2019-2069: In three seasons, the Mets fail to get a Miguel Andujar?

For Mike Piazza, which is like middle school for batting leaders in the major leagues, it was the name on everyone’s lips around the Mets. Eighty-two home runs, 116 RBI, 149 runs scored. That was …

For Mike Piazza, which is like middle school for batting leaders in the major leagues, it was the name on everyone’s lips around the Mets. Eighty-two home runs, 116 RBI, 149 runs scored. That was just a decade ago. The Mondo Line was a powerful one.

But, then it became a trend. They were no longer more valuable than a Juan Lagares, a Jose Reyes, a Noah Syndergaard. And, as Ike Davis plays like he’s somehow discovered a slot in the No. 5 hole on the Mets, the Mets learned that for one year, the rarest of commodities, the second baseman, can be trumped by an updated spreadsheet and second base steeled-with-pillow-landed power . . . and a backup catcher.

So now, the Mets are paying Juan Lagares $19.1 million dollars per year, nearly what Michael Conforto’s guaranteed until 2022. Lagares earns $4.9 million in 2019 and is the primary source of returning offense from a team that owns the worst record in baseball.

But the business people who run the Mets might not even see the value in that return. They should remember this coming off the trade of Yoenis Cespedes, who apparently accepted a far less significant money from the New York Yankees. His three years at $52 million dollars will only be $3.2 million less than Cespedes spent for three years. But as a Yankee, he’s guaranteed more.
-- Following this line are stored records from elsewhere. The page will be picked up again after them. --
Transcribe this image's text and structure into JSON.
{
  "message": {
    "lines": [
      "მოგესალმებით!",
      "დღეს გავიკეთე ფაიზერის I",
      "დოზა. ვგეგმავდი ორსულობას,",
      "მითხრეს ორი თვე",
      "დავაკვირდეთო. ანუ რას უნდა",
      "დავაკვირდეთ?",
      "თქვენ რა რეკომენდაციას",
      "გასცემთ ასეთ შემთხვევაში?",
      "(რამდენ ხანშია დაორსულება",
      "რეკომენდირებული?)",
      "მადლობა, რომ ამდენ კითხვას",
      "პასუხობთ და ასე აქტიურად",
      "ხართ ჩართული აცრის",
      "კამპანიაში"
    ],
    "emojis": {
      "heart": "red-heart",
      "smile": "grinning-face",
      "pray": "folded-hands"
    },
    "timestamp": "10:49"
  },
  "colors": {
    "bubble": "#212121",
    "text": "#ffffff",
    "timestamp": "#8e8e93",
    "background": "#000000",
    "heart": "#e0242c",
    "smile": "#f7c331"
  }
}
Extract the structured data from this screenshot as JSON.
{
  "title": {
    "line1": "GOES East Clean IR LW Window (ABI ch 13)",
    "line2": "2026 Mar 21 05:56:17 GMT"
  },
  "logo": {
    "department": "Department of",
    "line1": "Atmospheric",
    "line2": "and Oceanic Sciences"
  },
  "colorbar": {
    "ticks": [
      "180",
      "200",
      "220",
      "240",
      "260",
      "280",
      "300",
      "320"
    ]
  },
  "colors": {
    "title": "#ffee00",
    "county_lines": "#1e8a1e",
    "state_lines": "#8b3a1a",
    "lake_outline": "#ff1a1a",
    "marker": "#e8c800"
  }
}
They can make him more with every step than the Mets can with Lagares, simply by getting him back to help provide the protection they could not on their team this season, when they needed it.

Leave a Comment